> Supplied information:
== Segment start ==
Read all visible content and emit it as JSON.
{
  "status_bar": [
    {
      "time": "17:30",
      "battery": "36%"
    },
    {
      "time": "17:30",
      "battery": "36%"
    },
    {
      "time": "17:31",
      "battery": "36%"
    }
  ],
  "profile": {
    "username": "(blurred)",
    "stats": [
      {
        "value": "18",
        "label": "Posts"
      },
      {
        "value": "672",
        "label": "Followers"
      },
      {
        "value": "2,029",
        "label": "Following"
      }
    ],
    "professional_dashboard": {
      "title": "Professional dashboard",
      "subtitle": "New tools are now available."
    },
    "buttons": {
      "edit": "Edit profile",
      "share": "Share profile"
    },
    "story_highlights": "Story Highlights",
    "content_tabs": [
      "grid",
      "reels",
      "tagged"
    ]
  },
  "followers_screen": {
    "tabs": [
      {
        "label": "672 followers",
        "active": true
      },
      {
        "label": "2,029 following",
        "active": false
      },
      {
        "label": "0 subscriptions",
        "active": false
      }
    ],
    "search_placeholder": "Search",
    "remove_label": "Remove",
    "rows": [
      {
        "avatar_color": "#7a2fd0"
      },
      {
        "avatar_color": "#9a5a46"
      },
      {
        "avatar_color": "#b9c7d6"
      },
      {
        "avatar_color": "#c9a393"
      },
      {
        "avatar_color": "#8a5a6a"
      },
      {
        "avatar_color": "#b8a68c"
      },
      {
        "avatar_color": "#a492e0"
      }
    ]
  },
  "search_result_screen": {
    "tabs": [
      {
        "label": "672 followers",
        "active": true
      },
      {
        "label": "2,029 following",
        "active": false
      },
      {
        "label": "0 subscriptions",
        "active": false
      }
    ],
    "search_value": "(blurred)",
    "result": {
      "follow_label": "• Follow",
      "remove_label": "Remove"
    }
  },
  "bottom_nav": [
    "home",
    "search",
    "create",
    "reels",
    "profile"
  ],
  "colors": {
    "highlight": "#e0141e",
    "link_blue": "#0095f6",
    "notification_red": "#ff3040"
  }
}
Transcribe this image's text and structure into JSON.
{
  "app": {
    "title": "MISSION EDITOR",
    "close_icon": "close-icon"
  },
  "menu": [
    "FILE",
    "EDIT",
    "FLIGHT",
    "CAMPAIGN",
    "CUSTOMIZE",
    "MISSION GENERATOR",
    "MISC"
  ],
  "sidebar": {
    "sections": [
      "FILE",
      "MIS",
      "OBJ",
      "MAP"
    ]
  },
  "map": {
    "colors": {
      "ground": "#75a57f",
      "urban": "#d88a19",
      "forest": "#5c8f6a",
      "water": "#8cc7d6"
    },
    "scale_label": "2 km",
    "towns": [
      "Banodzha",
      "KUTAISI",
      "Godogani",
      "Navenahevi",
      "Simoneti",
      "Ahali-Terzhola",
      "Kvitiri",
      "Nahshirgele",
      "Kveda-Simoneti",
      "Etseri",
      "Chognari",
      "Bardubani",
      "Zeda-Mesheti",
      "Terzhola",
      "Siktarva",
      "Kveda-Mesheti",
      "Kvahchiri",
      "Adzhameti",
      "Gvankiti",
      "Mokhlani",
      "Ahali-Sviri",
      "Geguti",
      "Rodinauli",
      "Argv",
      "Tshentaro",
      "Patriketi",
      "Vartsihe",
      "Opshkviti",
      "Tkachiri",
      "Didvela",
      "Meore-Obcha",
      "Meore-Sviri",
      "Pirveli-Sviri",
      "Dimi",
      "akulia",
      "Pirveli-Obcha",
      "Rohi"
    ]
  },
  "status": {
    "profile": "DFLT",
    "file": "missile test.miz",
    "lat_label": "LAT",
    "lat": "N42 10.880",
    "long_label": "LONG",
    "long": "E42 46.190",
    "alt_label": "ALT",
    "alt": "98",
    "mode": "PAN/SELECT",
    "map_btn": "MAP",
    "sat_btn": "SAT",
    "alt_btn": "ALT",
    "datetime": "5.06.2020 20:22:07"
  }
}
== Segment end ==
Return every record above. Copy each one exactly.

Read all visible content and emit it as JSON.
{
  "status_bar": [
    {
      "time": "17:30",
      "battery": "36%"
    },
    {
      "time": "17:30",
      "battery": "36%"
    },
    {
      "time": "17:31",
      "battery": "36%"
    }
  ],
  "profile": {
    "username": "(blurred)",
    "stats": [
      {
        "value": "18",
        "label": "Posts"
      },
      {
        "value": "672",
        "label": "Followers"
      },
      {
        "value": "2,029",
        "label": "Following"
      }
    ],
    "professional_dashboard": {
      "title": "Professional dashboard",
      "subtitle": "New tools are now available."
    },
    "buttons": {
      "edit": "Edit profile",
      "share": "Share profile"
    },
    "story_highlights": "Story Highlights",
    "content_tabs": [
      "grid",
      "reels",
      "tagged"
    ]
  },
  "followers_screen": {
    "tabs": [
      {
        "label": "672 followers",
        "active": true
      },
      {
        "label": "2,029 following",
        "active": false
      },
      {
        "label": "0 subscriptions",
        "active": false
      }
    ],
    "search_placeholder": "Search",
    "remove_label": "Remove",
    "rows": [
      {
        "avatar_color": "#7a2fd0"
      },
      {
        "avatar_color": "#9a5a46"
      },
      {
        "avatar_color": "#b9c7d6"
      },
      {
        "avatar_color": "#c9a393"
      },
      {
        "avatar_color": "#8a5a6a"
      },
      {
        "avatar_color": "#b8a68c"
      },
      {
        "avatar_color": "#a492e0"
      }
    ]
  },
  "search_result_screen": {
    "tabs": [
      {
        "label": "672 followers",
        "active": true
      },
      {
        "label": "2,029 following",
        "active": false
      },
      {
        "label": "0 subscriptions",
        "active": false
      }
    ],
    "search_value": "(blurred)",
    "result": {
      "follow_label": "• Follow",
      "remove_label": "Remove"
    }
  },
  "bottom_nav": [
    "home",
    "search",
    "create",
    "reels",
    "profile"
  ],
  "colors": {
    "highlight": "#e0141e",
    "link_blue": "#0095f6",
    "notification_red": "#ff3040"
  }
}
Transcribe this image's text and structure into JSON.
{
  "app": {
    "title": "MISSION EDITOR",
    "close_icon": "close-icon"
  },
  "menu": [
    "FILE",
    "EDIT",
    "FLIGHT",
    "CAMPAIGN",
    "CUSTOMIZE",
    "MISSION GENERATOR",
    "MISC"
  ],
  "sidebar": {
    "sections": [
      "FILE",
      "MIS",
      "OBJ",
      "MAP"
    ]
  },
  "map": {
    "colors": {
      "ground": "#75a57f",
      "urban": "#d88a19",
      "forest": "#5c8f6a",
      "water": "#8cc7d6"
    },
    "scale_label": "2 km",
    "towns": [
      "Banodzha",
      "KUTAISI",
      "Godogani",
      "Navenahevi",
      "Simoneti",
      "Ahali-Terzhola",
      "Kvitiri",
      "Nahshirgele",
      "Kveda-Simoneti",
      "Etseri",
      "Chognari",
      "Bardubani",
      "Zeda-Mesheti",
      "Terzhola",
      "Siktarva",
      "Kveda-Mesheti",
      "Kvahchiri",
      "Adzhameti",
      "Gvankiti",
      "Mokhlani",
      "Ahali-Sviri",
      "Geguti",
      "Rodinauli",
      "Argv",
      "Tshentaro",
      "Patriketi",
      "Vartsihe",
      "Opshkviti",
      "Tkachiri",
      "Didvela",
      "Meore-Obcha",
      "Meore-Sviri",
      "Pirveli-Sviri",
      "Dimi",
      "akulia",
      "Pirveli-Obcha",
      "Rohi"
    ]
  },
  "status": {
    "profile": "DFLT",
    "file": "missile test.miz",
    "lat_label": "LAT",
    "lat": "N42 10.880",
    "long_label": "LONG",
    "long": "E42 46.190",
    "alt_label": "ALT",
    "alt": "98",
    "mode": "PAN/SELECT",
    "map_btn": "MAP",
    "sat_btn": "SAT",
    "alt_btn": "ALT",
    "datetime": "5.06.2020 20:22:07"
  }
}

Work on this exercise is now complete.